“Now if you said ‘I cannot allow you to do this, it goes against everything I stand for’ or something along those lines, there is a very high possibility I would have chosen your feelings on the matter as being more important than the potential benefit this would have granted us. I would go as far as to say that I was leaning towards just killing her. They have a passphrase, which means that they very likely had ways to defend against torture, either through suicide, or whatever it is priests use when they are captured,” Sylver continued.
He accepted [Coward’s Bane] and the [Spear Of Shriveling] from the shades that were searching the bodies and hid them in his robe. They were scratches on the two, and the spear’s blade had a chip of metal missing, but the magic held, which was the important part. As far as the shades or Sylver could tell, they didn’t have any artifacts on them. Their weapons were unenchanted and distributed among the shades.
“Anyway, not that it matters now, you chose for me. You broke my trust. But you’ve been otherwise polite and civil to me, so I’m just going to leave,” Sylver explained.

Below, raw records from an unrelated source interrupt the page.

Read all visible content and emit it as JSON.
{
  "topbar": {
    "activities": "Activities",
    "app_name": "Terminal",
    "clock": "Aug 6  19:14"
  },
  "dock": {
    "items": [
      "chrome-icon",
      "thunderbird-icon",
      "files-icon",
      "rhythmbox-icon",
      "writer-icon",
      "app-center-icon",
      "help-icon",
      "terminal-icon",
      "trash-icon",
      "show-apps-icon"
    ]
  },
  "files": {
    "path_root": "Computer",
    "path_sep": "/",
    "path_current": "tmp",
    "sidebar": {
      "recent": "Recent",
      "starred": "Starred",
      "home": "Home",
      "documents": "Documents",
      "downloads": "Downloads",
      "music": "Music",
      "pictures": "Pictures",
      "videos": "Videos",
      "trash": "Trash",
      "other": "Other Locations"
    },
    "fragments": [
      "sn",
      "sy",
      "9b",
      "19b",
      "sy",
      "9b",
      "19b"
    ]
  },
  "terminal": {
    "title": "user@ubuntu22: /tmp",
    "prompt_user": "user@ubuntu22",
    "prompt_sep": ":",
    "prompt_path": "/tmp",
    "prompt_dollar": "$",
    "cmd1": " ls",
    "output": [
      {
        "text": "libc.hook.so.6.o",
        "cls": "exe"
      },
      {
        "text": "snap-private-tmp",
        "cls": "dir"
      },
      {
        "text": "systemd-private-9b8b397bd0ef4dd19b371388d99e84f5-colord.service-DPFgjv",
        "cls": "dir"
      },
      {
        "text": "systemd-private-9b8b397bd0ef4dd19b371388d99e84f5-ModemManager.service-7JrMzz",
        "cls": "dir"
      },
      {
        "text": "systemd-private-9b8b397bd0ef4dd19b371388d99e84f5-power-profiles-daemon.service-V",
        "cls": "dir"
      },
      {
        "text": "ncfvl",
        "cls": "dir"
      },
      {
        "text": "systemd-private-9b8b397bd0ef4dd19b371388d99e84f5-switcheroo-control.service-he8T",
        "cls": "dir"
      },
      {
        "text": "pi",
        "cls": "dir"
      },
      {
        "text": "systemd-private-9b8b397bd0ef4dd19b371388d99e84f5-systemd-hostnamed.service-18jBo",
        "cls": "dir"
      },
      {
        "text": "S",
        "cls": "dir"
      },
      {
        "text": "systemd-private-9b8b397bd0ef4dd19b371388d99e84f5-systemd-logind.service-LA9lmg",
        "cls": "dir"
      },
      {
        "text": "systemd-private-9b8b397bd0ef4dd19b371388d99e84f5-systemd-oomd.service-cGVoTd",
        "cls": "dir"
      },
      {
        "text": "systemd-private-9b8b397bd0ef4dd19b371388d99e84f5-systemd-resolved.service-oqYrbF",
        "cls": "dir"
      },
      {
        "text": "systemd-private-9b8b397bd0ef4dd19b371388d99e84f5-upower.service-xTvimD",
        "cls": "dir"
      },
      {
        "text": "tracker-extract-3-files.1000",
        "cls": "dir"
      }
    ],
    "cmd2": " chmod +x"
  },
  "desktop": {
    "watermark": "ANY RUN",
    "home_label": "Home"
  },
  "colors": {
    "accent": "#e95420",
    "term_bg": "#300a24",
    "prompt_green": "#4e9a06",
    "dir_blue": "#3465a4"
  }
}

The shades separating Flax and Basil fell into the shadows as the hallway became empty. The two elves in the distance looked around confused.
“You’re leaving?” Rosa asked, loud enough that Flax and Basil teleported over to hear the rest of the conversation.

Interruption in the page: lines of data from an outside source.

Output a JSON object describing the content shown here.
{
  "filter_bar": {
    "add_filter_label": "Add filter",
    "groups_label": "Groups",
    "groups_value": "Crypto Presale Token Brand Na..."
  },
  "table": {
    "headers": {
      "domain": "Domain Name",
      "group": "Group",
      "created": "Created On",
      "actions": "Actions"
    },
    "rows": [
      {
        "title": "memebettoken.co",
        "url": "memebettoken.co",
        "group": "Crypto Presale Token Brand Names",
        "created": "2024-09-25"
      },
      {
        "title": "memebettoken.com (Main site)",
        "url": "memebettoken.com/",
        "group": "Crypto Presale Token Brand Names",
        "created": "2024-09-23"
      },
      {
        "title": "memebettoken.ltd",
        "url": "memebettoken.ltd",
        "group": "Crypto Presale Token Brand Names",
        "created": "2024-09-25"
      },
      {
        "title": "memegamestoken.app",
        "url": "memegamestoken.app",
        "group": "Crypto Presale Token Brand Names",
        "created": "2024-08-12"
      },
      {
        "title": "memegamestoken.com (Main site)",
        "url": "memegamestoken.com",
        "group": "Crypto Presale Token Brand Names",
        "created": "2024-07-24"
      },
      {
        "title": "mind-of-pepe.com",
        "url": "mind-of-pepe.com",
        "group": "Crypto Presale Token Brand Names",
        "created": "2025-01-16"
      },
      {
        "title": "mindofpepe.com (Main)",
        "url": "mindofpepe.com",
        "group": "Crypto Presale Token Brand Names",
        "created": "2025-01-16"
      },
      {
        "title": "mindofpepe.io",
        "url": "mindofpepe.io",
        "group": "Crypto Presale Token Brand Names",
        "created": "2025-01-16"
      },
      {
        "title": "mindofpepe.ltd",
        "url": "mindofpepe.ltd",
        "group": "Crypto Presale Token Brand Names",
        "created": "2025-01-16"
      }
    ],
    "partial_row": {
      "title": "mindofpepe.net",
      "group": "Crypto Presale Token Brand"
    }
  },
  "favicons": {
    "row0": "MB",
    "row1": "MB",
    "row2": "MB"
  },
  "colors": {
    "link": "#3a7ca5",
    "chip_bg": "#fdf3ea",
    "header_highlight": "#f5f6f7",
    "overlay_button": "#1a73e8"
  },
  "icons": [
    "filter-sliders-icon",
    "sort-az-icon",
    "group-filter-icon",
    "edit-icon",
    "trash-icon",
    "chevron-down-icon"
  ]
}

“I am. I’ll work with people I don’t trust if I have to, but as I said before, we don’t have to do anything. You betrayed my trust. This might sound childish to you, but I value that more than any skills or aid you might provide me. If I find the flower before you do, I’m more than willing to trade it for other artifacts. If we somehow miss each other after I clear this crypt, you’ll find the flower in the hands of my employer, Lola Aeyri, in Arda,” Sylver explained.
Both Flax and Basil stared at Rosa. The confusion on their faces was clear as day, but they stayed quiet.
“Just to be safe, but what does the flower look like?” Sylver asked.
“It’s a small grey-blue sapling, most likely in a golden box or a glass box. It will look something like the stalk of a carrot, but thicker. It shouldn’t be bigger than your hand,” Basil explained, in a very calm and collected manner.
Spring jotted down notes on the flower, and Sylver decided there wasn’t any point telling them he knew exactly what it was they were talking about. It was on his to-do list to get a sample of an Eldar tree at some point in the future, so this would be extremely convenient if he managed to take a leaf or a piece of root once he found it.
“Alright. Well, it was very nice traveling with you. Until it wasn’t. If we happen to run into each other and there’s no choice but to fight, may the best man win. Or woman, I guess,” Sylver said. He wanted to take the corpses along with him, but they were extremely damaged and would take more effort than they were worth to try and make them functional.
Sylver turned around and started to walk ahead, as Rosa started to say something to her companions in their native language. It was mostly her and Flax doing the talking, but Basil added a word or two now and then. Sylver didn’t like doing this, but he knew he would like killing Rosa for betraying him again a whole lot less. It was safer this way.
Sylver felt a small wave of relief as the wall closed behind him and separated him from Rosa and her party.